The school set a policy of only purchasing projectors with brightness of 6,500 lumens and higher, citing the need for clear, extra-large images in any lighting environment. Its choice to invest in more expensive laser-based models eliminates the need for bulb replacements, and thereby reduces maintenance costs and ensures every projector is ready for every class. The projectors also feature wireless technology that enables faculty and students to stream content from their mobile devices or laptops.

Reaching 1,000 Remote Students at Once

Harvard Business School in Boston is raising the stakes on virtual interactive learning with its transformative HBX Live program. HBX Live adopted leading practices from the media production industry to reach every corner of the globe in real time and deliver a unique education experience that puts each learner at the center of the class.

HBX Live broadcast studio uses a 4.5-meter-by-8.2-meter curved video wall to display the webcam feeds of up to 60 learners, simulating a true classroom-like layout in front of the professor. The studio classroom, leased from local station WGBH, involves four production staffers to manage videography from six in-studio cameras as well as incoming audio and video from 60 remote laptops.

To further simulate real-time classroom interaction, loudspeakers are concealed within the video wall. If the professor is engaged in conversation with a learner on one end of the video wall, but a learner on the opposite end interjects, there’s a spatial audio cue that signals the interjection—just as if in a classroom.

It’s a technological feat to reach 60 live students simultaneously, but HBX Live can actually host up to 1,000 viewers with just a 15-second delay. Although many vendors told Harvard Business School that existing technologies couldn’t satisfy their expectations, a New Jersey-based integrator, McCann Systems, was able to use new technologies to create the final custom platform that has been wowing students and faculty alike for the past three years. This proves that with the right technology partners, even the seemingly impossible is possible.

There’s no one-size-fits-all technology system that is ideal for every school, situation, or curriculum, but the variety of inventive products and solution providers, combined with schools’ desire to create new learning environments, bodes well for the future of higher education. Through audiovisual integration, colleges and universities can increase flexibility for students, faculty, and campus infrastructure usage while improving classroom engagement with interactive lessons and lectures. The only question now is which school will usher in the next great innovation in education.

This article originally appeared in the College Planning & Management June 2019 issue of Spaces4Learning.

About the Author

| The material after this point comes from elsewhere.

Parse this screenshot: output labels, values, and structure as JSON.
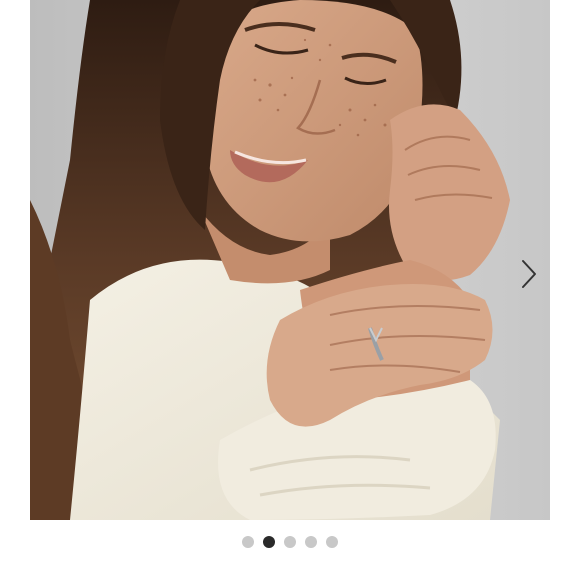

Brad Grimes is senior director of Communications for AVIXA, the Audiovisual and Integrated Experience Association. AVIXA represents the $178 billion global commercial AV industry and produces InfoComm trade shows around the world. For more information, visit